Working in prepress holds a unique challenge. Even if your color workflow is tight, everything can fall apart if the customer’s file isn’t color managed.
We’ve all seen it. You receive a file that the customer claims is ready to print, yet when you open it on your computer, the colors don’t look right at all. You can’t send it to print without knowing for sure, because you’re the one who will take the hit for wasted time and materials if it’s wrong.
So how do you know if the customer’s file is good to go… or needs to be color corrected?
Knowing how color management for print and packaging works from beginning to end will help you better understand your role in the process and arm you with the knowledge to educate your clients so that future files received reflect the correct color intent.
The 4 C's of Color Management
A color-managed workflow will help all of your devices speak the same color language so they can share accurate color information.
Each device you use to capture and create digital images uses slightly different CMYK or RGB formulas to create the same color. Digital cameras, scanners and displays use the additive color model, rely on different gamuts, and vary between manufacturers. Printers can be RGB or CMYK and use a variety of different inks and papers. When you’re using an application like Adobe® Photoshop® or InDesign® to prep images and files, you need to set them up to handle color management, too.

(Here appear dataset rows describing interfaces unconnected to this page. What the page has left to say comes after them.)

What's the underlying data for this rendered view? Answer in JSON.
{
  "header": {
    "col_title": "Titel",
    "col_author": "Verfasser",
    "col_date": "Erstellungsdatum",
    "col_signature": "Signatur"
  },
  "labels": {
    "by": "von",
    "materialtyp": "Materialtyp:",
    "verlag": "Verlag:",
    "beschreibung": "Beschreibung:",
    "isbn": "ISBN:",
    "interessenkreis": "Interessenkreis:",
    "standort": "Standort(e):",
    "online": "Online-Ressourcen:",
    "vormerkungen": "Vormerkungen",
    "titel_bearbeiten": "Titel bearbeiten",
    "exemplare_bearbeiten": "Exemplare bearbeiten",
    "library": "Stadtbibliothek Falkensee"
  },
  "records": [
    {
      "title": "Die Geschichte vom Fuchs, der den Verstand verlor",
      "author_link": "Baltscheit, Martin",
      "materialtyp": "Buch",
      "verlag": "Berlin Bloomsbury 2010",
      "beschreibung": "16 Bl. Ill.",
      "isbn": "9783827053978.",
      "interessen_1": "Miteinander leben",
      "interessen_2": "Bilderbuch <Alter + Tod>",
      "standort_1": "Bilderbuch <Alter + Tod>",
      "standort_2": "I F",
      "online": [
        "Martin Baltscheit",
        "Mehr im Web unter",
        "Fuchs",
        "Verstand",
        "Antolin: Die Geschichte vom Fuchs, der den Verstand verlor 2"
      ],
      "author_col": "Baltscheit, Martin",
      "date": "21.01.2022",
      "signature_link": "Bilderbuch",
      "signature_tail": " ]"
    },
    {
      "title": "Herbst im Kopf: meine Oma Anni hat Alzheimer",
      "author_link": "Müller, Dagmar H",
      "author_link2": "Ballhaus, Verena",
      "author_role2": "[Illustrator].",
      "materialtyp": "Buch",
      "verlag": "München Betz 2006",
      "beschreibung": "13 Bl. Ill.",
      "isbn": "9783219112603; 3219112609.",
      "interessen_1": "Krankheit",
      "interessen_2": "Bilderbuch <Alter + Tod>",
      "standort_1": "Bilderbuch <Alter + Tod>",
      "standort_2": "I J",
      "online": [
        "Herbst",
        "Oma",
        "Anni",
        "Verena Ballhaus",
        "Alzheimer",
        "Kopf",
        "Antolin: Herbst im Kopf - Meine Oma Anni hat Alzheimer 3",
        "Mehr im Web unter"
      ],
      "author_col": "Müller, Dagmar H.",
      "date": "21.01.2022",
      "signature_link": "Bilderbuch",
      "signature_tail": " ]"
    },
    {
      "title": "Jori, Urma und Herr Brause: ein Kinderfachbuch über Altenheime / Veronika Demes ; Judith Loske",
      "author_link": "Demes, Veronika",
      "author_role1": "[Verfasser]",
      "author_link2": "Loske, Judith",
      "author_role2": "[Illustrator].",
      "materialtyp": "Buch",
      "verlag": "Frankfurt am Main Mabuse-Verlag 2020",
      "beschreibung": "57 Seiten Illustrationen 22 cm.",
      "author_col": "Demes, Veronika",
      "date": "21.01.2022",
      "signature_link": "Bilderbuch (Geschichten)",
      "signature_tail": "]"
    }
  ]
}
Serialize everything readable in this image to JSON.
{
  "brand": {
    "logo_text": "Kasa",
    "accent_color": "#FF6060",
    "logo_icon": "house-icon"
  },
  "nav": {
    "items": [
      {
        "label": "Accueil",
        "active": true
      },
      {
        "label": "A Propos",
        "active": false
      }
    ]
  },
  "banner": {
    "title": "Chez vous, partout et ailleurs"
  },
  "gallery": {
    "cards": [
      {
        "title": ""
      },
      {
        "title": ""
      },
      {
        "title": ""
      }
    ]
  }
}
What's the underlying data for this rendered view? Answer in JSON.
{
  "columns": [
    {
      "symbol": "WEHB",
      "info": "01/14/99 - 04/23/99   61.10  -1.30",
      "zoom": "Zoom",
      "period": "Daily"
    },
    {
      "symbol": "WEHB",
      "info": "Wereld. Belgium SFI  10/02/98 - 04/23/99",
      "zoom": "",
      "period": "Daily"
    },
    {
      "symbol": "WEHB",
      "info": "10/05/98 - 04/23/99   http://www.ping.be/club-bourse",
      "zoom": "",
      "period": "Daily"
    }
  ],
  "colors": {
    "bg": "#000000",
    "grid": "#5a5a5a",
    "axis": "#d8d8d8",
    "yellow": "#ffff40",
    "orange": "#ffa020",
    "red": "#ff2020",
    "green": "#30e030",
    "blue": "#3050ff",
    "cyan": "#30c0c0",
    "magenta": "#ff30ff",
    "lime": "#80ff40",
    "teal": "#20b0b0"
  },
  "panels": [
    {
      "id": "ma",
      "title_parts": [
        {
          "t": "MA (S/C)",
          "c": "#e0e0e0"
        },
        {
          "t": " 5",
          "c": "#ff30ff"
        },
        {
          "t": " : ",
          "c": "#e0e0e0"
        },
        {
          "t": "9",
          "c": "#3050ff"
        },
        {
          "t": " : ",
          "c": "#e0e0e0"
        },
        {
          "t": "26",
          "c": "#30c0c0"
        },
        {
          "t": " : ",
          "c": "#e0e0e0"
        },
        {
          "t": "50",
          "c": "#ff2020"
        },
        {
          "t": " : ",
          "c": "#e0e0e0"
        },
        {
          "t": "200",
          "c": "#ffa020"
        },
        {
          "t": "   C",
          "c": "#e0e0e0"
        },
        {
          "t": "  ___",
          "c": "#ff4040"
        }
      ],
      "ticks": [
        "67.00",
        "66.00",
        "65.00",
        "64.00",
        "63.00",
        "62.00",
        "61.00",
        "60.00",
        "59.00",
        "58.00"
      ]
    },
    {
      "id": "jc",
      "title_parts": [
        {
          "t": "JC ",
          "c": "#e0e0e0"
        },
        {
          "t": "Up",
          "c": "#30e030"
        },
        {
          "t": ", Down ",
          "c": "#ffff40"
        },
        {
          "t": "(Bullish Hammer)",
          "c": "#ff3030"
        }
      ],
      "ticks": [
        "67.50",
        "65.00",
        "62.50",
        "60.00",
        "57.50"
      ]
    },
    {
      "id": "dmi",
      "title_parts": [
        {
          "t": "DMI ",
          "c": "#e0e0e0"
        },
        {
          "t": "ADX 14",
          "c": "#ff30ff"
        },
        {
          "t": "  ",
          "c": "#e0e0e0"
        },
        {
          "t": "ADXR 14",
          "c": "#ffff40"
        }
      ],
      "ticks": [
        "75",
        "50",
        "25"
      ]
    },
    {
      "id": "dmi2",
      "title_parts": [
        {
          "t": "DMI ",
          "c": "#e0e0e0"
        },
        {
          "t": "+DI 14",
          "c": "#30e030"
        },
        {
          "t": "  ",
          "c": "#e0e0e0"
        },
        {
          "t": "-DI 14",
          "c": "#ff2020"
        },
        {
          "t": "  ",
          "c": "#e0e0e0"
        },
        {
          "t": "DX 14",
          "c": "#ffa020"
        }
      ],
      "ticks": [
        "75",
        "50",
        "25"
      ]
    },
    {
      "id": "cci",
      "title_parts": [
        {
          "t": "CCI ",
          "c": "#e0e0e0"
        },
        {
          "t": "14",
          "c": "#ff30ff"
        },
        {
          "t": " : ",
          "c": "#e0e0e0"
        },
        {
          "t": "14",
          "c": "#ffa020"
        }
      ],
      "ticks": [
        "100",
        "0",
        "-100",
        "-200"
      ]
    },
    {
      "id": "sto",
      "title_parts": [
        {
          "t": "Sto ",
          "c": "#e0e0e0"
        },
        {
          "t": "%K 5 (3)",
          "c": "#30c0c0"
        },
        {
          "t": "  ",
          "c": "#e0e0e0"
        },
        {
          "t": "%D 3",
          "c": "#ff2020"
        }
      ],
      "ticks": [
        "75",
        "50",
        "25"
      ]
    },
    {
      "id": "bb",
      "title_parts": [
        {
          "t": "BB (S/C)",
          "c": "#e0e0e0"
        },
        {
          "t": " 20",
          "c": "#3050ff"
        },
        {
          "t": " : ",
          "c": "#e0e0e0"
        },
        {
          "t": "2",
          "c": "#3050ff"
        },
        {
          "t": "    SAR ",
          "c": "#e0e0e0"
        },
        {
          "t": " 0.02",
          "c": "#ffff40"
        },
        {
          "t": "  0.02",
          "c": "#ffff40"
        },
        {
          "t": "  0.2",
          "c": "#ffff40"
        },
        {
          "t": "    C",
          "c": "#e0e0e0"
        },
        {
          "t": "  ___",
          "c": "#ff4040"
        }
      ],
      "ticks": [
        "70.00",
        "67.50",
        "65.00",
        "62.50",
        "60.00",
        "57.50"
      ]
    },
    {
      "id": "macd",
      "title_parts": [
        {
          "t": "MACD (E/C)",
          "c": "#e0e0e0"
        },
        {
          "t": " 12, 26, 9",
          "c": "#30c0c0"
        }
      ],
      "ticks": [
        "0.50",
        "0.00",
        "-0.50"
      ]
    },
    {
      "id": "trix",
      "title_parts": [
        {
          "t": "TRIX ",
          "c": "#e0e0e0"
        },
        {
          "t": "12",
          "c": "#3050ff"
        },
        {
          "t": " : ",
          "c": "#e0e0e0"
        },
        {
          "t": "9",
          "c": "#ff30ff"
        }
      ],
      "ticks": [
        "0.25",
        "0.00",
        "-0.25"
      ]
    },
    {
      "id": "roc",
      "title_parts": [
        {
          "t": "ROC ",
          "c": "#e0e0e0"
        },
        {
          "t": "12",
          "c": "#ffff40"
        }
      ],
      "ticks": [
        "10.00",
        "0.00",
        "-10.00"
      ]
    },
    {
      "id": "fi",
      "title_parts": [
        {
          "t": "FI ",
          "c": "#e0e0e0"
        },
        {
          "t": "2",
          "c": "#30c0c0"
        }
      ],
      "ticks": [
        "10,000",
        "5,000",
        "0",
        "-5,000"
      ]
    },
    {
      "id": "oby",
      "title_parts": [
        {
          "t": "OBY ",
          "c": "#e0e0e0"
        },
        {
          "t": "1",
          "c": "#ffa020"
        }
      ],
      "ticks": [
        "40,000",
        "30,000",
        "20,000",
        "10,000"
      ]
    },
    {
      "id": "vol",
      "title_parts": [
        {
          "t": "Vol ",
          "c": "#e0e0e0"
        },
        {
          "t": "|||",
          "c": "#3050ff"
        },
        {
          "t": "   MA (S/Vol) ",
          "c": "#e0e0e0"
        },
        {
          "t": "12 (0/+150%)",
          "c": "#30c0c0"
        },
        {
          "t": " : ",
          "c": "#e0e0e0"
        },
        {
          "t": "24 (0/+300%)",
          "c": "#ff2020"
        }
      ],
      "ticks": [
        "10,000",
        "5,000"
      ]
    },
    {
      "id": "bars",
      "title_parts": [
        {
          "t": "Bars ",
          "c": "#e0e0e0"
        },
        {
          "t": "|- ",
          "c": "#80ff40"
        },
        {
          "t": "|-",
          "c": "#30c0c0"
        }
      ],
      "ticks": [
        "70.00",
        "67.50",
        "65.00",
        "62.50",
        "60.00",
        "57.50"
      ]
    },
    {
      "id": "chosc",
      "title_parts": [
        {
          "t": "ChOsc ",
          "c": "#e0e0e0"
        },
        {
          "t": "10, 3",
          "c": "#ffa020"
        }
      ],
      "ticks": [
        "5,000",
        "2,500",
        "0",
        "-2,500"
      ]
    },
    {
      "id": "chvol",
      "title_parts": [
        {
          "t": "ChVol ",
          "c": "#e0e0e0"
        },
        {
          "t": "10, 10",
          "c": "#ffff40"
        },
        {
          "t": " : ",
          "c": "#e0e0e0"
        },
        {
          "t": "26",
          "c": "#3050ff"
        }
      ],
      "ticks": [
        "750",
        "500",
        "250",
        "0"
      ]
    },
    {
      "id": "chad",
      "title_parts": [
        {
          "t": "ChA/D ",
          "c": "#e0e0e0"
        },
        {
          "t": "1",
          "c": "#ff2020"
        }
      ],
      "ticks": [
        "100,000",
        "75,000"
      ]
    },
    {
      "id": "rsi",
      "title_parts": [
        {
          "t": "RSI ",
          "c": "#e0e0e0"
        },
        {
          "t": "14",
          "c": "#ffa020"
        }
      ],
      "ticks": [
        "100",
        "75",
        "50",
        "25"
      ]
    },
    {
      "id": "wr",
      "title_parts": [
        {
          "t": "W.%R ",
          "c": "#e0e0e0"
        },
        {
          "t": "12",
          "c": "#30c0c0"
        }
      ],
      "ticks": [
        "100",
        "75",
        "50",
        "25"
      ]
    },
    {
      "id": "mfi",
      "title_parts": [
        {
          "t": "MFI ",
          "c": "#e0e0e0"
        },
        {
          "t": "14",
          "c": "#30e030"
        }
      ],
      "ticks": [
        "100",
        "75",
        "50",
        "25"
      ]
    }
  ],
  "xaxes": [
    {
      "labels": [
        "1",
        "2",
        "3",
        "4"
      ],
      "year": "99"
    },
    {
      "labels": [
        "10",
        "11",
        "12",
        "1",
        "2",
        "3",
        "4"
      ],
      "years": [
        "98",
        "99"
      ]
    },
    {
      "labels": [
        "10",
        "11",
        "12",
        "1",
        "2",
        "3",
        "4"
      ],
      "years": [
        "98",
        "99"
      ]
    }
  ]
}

There are four key steps in setting up a color-managed workflow, which we call the four Cs of color management.
Step 1: Consistency
First, you must ensure your devices are capable of producing consistent colors. If your monitor’s color is brighter on the left side than the right, or your proofing printer can’t produce consistent color from start to finish, then there’s not much color management can do to help. You need a new one.
Step 2: Calibration
Once you know your device is capable of reproducing consistent color, you need to bring it back into specification. Device color will drift over time, and calibration re-adjusts everything to achieve the best possible gamut.
Step 3: Characterization
Next, you should use a color measurement instrument, such as a colorimeter or spectrophotometer, to determine the device’s color reproduction characteristics. Even identical devices built on the same day from the same manufacturer will have slight variations in color. Characterization will optimize the settings for the best image reproduction on that particular device.
When characterizing a monitor, software flashes a series of known RGB values on screen, and the color measurement device measures them. To characterize a printer, print a test chart with anywhere from a few to thousands of color samples and measure them with the color measurement device.
The collected color data is compared with sample colors and used to create an ICC profile, which is basically a three-dimensional map, or color space, of all of the colors the device can capture, display or print. It describes the specific characteristics of the device so that other devices know which color language it is speaking.
Step 4: Conversion
Conversion is the process of moving color data from the color space of one device to the color space of another. These controlled conversions take place in a working space. Think of it like an airline hub – a common place to connect workflows.
If an image is captured by an RGB camera, edited in Photoshop, added to a layout in InDesign, then printed on a CMYK printer, it must be converted multiple times. Embedded profiles help retain color appearance as the image moves between working spaces. It’s like wearing a nametag at a meeting. If the image takes its color reproduction characteristics with it, other devices know exactly what it is about so your workflow can produce consistent color.
How does color management work in print and packaging?
Back to our customer file. Before you launch your editing tools to fix the bad color, there are some things you need to do.
Make sure your monitor is calibrated and profiled to display accurate color so you know you’re seeing a true representation of what’s in that digital file. This is called “soft proofing” and is a very important part of a color-managed workflow. Soft proofing requires a good quality display and a monitor profile that can display the image at the correct color temperature and gamma settings.
If your monitor is set up for soft proofing, the problem isn’t on your end. It’s time to give your customer a call.
Does your customer see the same color cast?
If not, make sure he is also working on a calibrated and profiled monitor. (Here’s your chance to provide some education that will save them time and money in the future!) If your customer’s monitor IS set up for soft proofing, compare your ICC profile color settings. You both need to be using the same settings to see accurate colors.
If you and the customer both see the same color casts, the problem most likely occurred when the photo was captured, or during layout design. If the file itself is incorrect, a calibrated display can’t fix it.
Regardless of the cause, the file must be corrected. Ask the customer if they want your department to make the corrections or hand that task back to them. If the customer chooses to make the corrections himself, it is another learning opportunity that likely will contribute to better files in the future. Asking this question will also offer some degree of protection… if the customer asks you to run the file as is, they can’t object to the results when they see the printed piece.
Stay tuned to learn how to use i1Pro solutions to set up your prepress workflow for color management.